Edwin Johnson assures program will continue; J. Lemuel Gibson takes over foundation
The weekly Saturday provision of a decent meal for over 120 kids in central Monrovia, initiated by Philip Gibson, who died suddenly on January 29 in Monrovia, would continue as his legacy to the most vulnerable in society, Edwin Johnson, brother (of Philip Gibson) told the Daily Observer on Saturday, February 9, 2019.
It was the second Saturday since Mr. Gibson, alias Master G, died and the second Saturday that the program was held in continuation of what Gibson (1972-2019) left behind.
Johnson, who resides in the United States, said the program would continue but would seek assistance from the government, organizations, and individuals who are fond of children.
“We cannot do it alone,” Johnson said. “So we need the good people, who care about children, to send in their support. Anyone interested can come to the J.L. Gibson Memorial School on Gurley Street, in Monrovia, and we will welcome their gifts or donations.”
He said supporting those in need is a family legacy started by their grandmother (Florence Bracewell Lardner) in whose memory the foundation is named.
Johnson commended the proprietor of Exodus Entertainment Center, Henry Jackson, for his continued support to the program.
“We appreciate Mr. Jackson’s support to the program, and we want him to know that we appreciate his contribution to these kids who now know that every Saturday they would get a decent meal,” he said.
He also commended a scrabble playing group, in which Gibson was a member, for its support to the program.
With the passing of Mr. Gibson, his son, J. Lemuel Gibson, also told this newspaper that his family has asked him to take over as the executive director of the foundation. He said he will continue to solicit support from the general public, to ensure that the weekly provision of “free decent meals” to the over 120 kids does not end with his father’s death.
“My father was passionate about feeding the kids, and I am going to continue,” he said during last Saturday’s feeding program. “All we need is the support of humanitarian organizations and individuals.”
The kids come from central Monrovia, Carey, Newport and Center streets, as well as nearby communities. The only rule is for them to come along with empty bowls or plates for their meal. A recipient also receives a bag of mineral water.
Lemuel said a special meal will be provided to the kids on March 30, which is his birthday, and “for a special celebration” like what his father would have done for the kids.
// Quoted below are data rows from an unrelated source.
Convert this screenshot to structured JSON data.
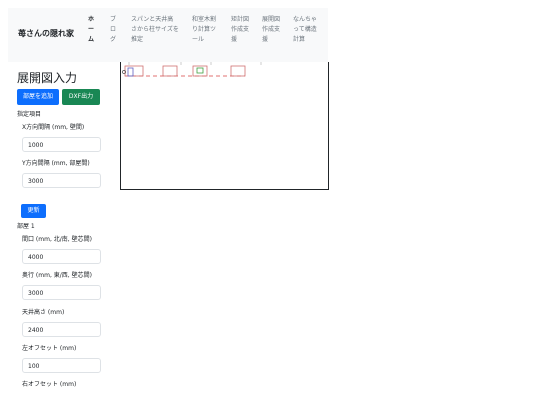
{
  "navbar": {
    "brand": "苺さんの隠れ家",
    "items": [
      {
        "label": "ホーム",
        "active": true
      },
      {
        "label": "ブログ",
        "active": false
      },
      {
        "label": "スパンと天井高さから柱サイズを推定",
        "active": false
      },
      {
        "label": "和室木割り計算ツール",
        "active": false
      },
      {
        "label": "矩計図作成支援",
        "active": false
      },
      {
        "label": "展開図作成支援",
        "active": false
      },
      {
        "label": "なんちゃって構造計算",
        "active": false
      }
    ]
  },
  "main": {
    "title": "展開図入力",
    "add_room_button": "部屋を追加",
    "dxf_button": "DXF出力",
    "specified_section": "指定項目",
    "x_spacing_label": "X方向間隔 (mm, 壁間)",
    "x_spacing_value": "1000",
    "y_spacing_label": "Y方向間隔 (mm, 部屋間)",
    "y_spacing_value": "3000",
    "update_button": "更新",
    "room_section": "部屋 1",
    "frontage_label": "間口 (mm, 北/南, 壁芯間)",
    "frontage_value": "4000",
    "depth_label": "奥行 (mm, 東/西, 壁芯間)",
    "depth_value": "3000",
    "ceiling_label": "天井高さ (mm)",
    "ceiling_value": "2400",
    "left_offset_label": "左オフセット (mm)",
    "left_offset_value": "100",
    "right_offset_label": "右オフセット (mm)"
  },
  "colors": {
    "primary": "#0d6efd",
    "success": "#198754",
    "navbar_bg": "#f8f9fa",
    "drawing_dash": "#e07070",
    "drawing_room": "#d07070",
    "drawing_window": "#6060c0",
    "drawing_window_green": "#40a040"
  }
}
Philip Gibson’s wake keeping is set for February 15, while funeral and internment will occur on February 16 (his grandmother’s birthday) at Arthington, outside Monrovia.
The feeding program was initiated by the late Gibson during the height of the Ebola scourge in 2014 when scores of kids roamed central Monrovia hungry and thirsty. Prior to his death, Gibson had decided to do something about the situation and to bring back smiles on their faces. He chose to provide “free decent meals” from his own resources to the kids, as his way of identifying with them and giving them the hope that someone really cares about them.